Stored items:
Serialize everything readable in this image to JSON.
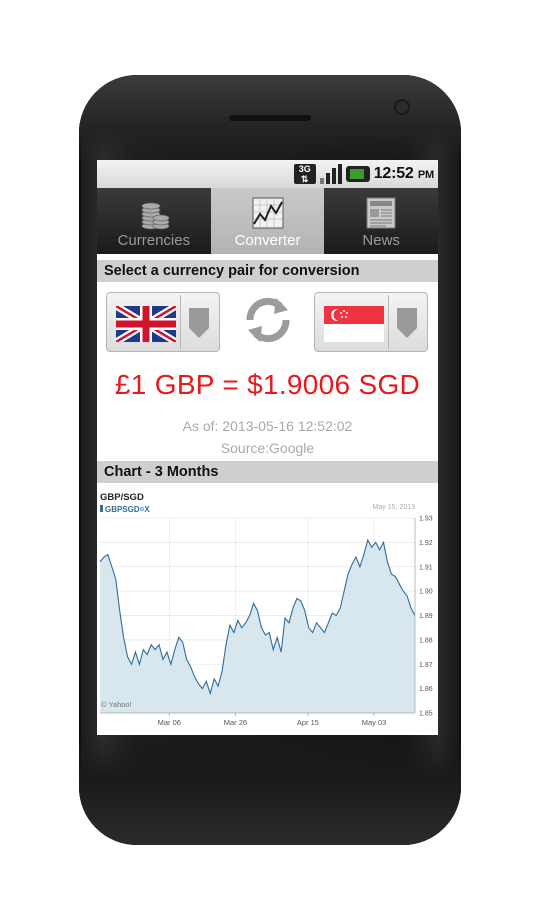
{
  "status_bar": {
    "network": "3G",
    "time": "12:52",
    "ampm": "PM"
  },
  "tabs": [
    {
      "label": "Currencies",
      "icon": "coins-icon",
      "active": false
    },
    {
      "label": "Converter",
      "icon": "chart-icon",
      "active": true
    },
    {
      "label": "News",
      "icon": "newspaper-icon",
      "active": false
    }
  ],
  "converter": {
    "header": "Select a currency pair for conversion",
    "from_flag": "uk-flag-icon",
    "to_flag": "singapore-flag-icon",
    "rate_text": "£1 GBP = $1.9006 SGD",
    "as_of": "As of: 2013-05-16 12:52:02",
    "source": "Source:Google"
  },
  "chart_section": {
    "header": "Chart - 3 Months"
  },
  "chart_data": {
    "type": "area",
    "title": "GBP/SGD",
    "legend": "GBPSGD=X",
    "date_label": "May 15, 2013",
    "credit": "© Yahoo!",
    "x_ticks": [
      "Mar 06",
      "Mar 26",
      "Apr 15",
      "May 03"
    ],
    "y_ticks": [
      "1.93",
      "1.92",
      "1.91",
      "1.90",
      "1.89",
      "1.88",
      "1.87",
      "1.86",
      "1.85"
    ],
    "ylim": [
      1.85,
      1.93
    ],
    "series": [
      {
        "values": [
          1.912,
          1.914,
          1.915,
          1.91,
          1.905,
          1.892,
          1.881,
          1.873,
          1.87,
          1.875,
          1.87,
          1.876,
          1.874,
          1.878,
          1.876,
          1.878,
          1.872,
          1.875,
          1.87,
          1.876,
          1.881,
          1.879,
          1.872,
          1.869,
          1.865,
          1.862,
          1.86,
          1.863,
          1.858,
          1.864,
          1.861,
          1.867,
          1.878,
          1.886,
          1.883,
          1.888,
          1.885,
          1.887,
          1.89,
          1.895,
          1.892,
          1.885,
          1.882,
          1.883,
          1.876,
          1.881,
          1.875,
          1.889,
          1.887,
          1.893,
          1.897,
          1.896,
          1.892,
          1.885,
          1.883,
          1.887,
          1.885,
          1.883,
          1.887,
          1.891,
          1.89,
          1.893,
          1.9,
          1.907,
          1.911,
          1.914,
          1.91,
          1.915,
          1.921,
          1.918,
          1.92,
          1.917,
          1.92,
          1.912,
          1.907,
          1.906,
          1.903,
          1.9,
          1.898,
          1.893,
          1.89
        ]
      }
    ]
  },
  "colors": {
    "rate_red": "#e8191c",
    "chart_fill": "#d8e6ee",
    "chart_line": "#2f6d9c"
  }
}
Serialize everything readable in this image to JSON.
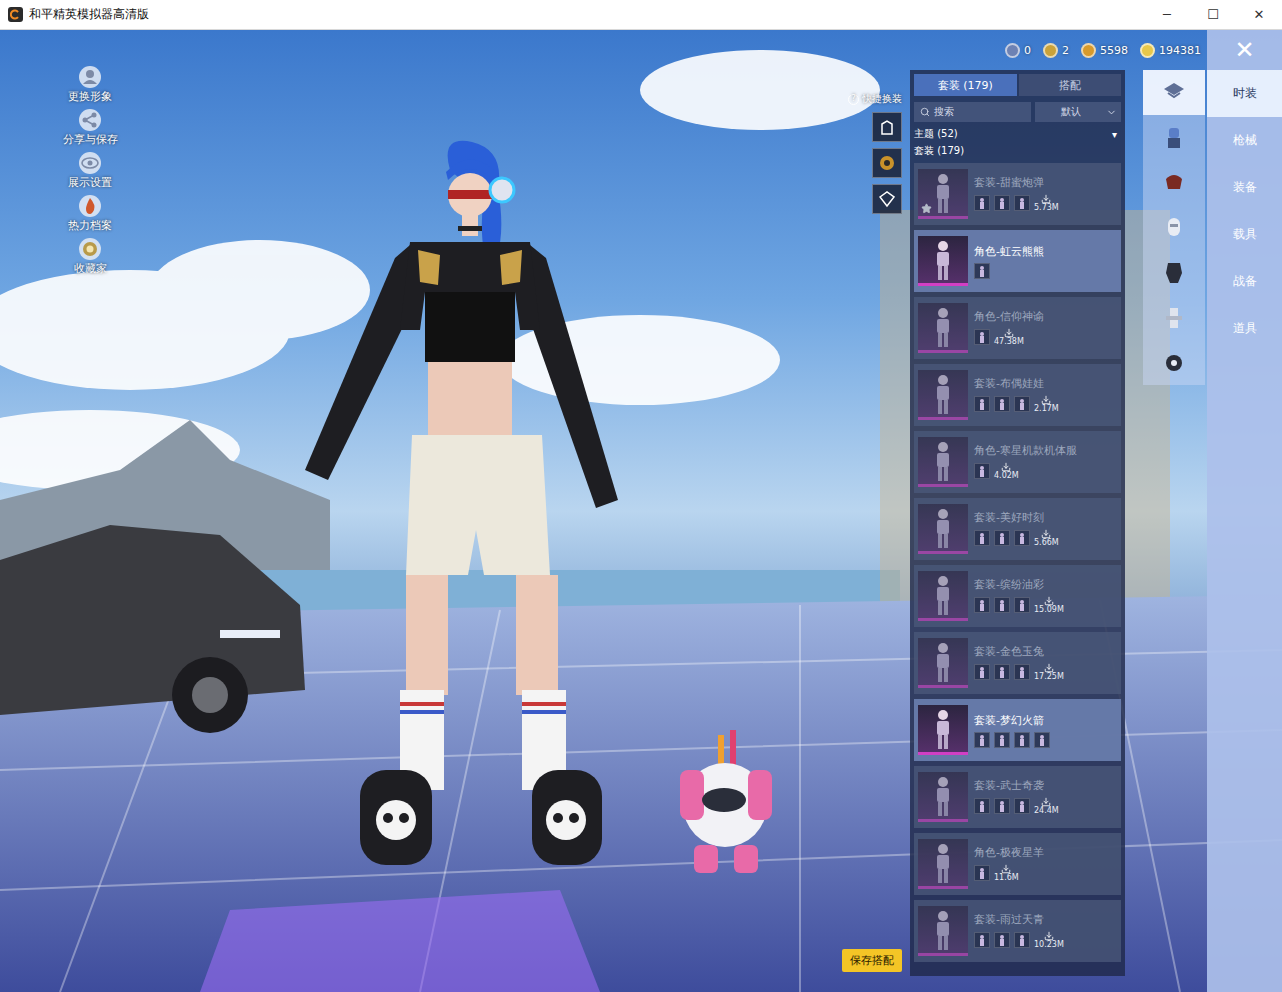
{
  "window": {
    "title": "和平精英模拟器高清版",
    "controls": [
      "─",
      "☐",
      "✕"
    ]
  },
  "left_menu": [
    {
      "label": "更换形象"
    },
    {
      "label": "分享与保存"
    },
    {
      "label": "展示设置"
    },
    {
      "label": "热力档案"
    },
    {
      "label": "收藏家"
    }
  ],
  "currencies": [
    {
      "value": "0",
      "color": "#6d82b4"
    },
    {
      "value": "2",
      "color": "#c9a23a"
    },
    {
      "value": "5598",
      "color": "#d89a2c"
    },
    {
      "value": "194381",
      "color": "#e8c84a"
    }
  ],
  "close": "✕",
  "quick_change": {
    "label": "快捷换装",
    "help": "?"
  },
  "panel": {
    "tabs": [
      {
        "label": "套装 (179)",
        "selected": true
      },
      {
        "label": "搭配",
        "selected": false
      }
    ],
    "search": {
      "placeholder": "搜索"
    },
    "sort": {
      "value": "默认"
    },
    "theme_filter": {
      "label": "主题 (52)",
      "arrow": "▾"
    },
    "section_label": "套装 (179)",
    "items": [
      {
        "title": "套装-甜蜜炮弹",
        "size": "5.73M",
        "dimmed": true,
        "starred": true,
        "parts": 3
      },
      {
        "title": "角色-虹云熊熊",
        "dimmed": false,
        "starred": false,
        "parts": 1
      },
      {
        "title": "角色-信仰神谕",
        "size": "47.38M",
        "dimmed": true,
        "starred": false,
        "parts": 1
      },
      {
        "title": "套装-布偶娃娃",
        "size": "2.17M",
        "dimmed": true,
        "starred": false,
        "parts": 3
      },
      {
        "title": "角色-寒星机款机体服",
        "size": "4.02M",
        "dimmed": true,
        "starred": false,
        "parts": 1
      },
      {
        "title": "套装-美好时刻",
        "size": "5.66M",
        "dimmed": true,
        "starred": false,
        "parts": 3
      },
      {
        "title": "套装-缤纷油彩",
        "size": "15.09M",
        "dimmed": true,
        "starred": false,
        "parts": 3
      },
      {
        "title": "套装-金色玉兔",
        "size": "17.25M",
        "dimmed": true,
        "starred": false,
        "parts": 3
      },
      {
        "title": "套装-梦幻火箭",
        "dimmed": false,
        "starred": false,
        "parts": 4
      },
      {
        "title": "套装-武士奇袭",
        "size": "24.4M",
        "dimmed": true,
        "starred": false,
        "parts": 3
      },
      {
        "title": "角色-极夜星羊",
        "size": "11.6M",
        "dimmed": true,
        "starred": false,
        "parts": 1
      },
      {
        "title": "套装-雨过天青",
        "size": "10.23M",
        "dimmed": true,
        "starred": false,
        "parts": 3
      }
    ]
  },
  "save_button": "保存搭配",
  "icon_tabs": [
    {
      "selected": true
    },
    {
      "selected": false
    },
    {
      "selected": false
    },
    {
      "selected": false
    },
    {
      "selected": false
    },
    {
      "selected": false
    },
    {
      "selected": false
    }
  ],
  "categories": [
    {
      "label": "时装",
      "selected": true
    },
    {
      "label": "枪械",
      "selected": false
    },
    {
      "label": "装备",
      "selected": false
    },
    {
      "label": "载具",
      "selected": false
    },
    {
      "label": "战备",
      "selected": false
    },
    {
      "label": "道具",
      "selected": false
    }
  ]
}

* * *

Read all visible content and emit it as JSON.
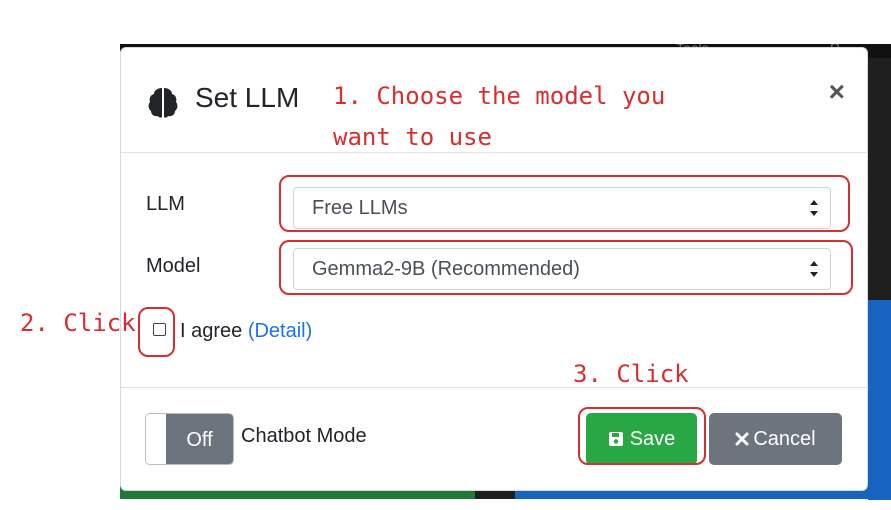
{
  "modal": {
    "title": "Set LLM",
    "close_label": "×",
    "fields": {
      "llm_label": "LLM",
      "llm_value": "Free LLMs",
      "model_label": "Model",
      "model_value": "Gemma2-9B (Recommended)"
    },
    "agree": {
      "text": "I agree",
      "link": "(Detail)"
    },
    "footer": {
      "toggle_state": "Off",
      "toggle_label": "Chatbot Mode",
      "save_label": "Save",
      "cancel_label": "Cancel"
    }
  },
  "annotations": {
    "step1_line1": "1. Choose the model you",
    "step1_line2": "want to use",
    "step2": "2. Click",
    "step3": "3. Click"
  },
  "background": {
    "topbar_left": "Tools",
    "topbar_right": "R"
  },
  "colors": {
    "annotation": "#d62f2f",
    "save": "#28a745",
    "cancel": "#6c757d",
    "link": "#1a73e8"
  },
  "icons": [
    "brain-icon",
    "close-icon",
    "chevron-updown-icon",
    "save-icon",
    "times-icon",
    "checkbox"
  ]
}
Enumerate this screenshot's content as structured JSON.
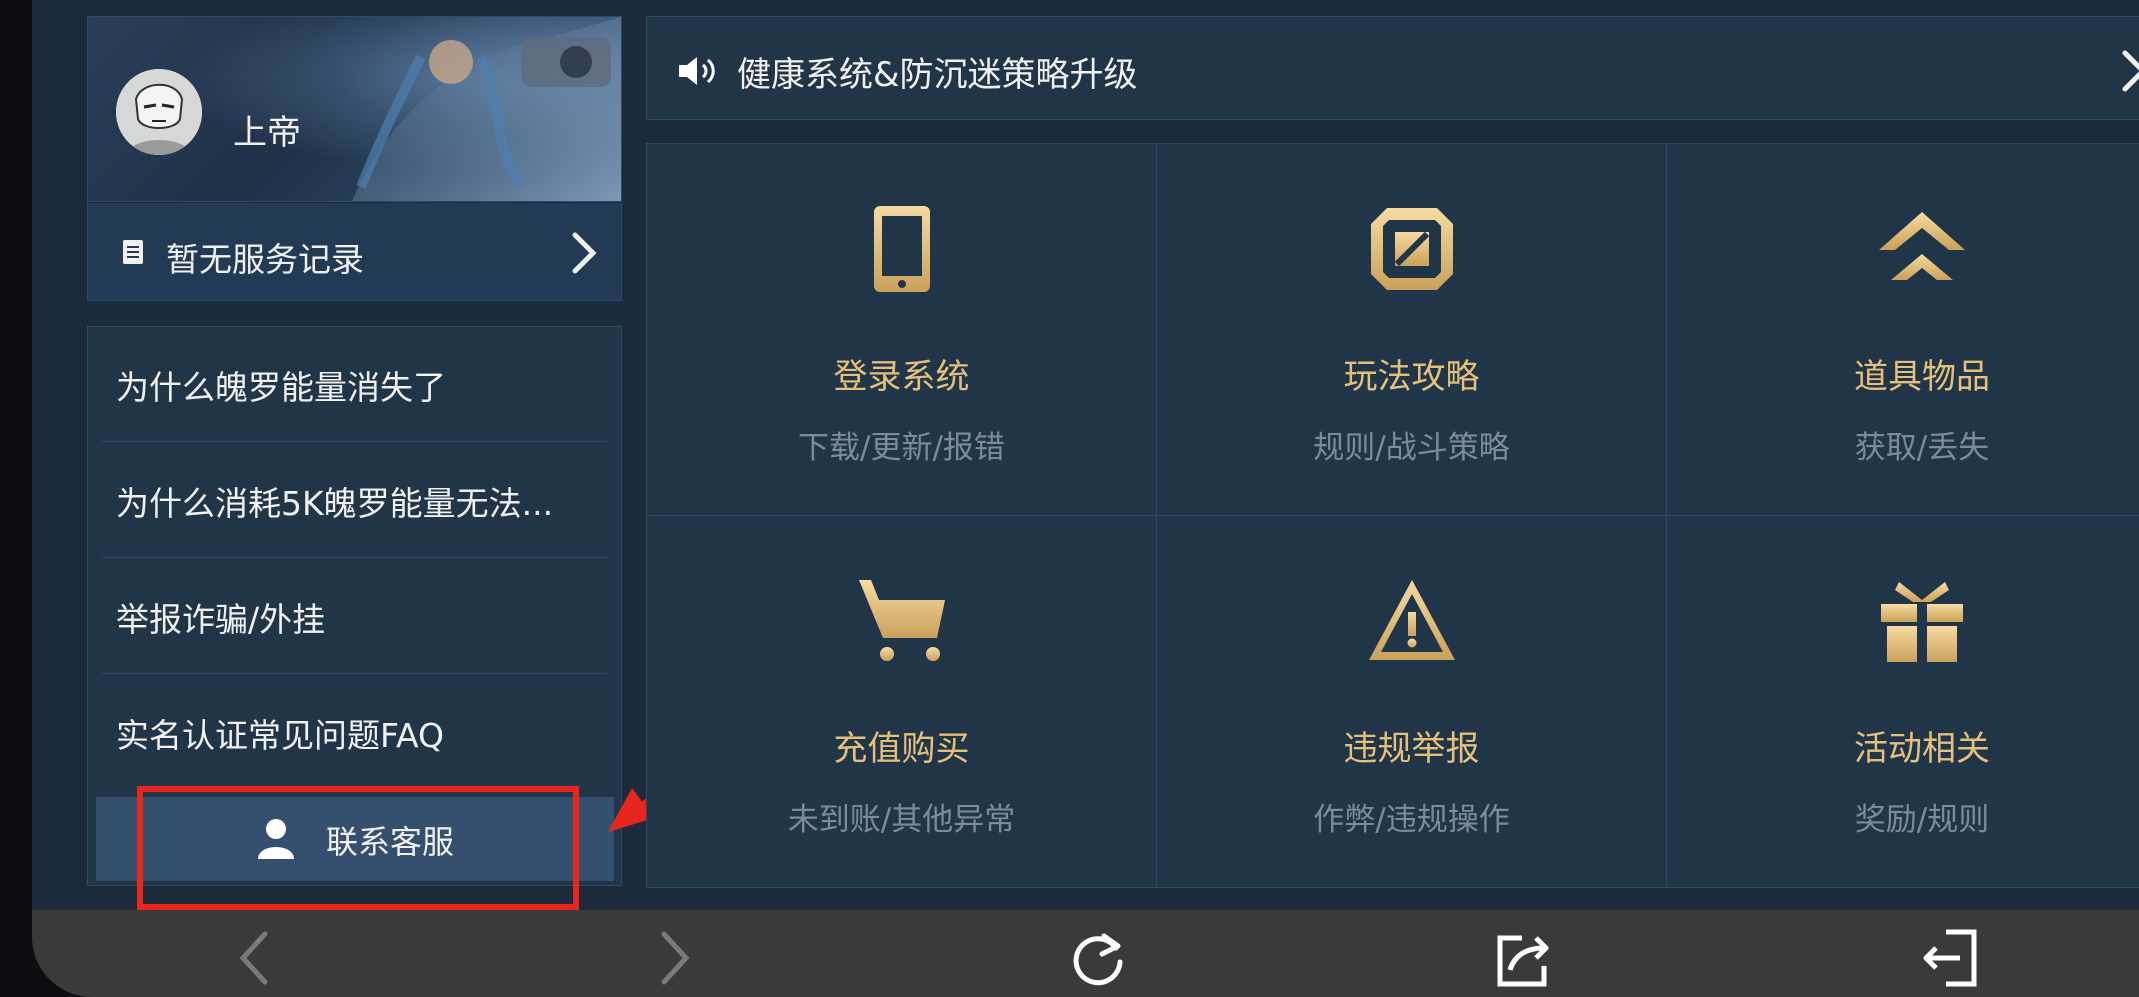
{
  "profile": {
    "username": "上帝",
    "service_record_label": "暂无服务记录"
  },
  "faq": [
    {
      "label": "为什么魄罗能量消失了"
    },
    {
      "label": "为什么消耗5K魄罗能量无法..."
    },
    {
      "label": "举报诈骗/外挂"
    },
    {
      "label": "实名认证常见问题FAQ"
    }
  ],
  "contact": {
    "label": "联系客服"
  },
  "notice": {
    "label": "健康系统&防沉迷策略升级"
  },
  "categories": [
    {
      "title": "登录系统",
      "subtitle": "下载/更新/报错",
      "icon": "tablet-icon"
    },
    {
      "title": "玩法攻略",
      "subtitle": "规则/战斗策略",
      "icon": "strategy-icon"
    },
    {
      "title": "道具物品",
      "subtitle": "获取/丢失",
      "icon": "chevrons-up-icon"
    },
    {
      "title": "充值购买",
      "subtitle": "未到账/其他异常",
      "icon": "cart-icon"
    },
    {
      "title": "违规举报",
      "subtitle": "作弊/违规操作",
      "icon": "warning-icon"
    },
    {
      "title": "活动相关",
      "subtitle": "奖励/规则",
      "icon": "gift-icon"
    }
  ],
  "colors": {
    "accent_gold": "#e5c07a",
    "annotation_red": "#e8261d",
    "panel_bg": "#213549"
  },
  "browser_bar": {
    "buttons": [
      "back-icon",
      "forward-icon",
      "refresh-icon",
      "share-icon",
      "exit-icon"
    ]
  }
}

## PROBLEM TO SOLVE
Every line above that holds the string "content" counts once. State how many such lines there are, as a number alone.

## OUTPUT FOR THIS TASK
2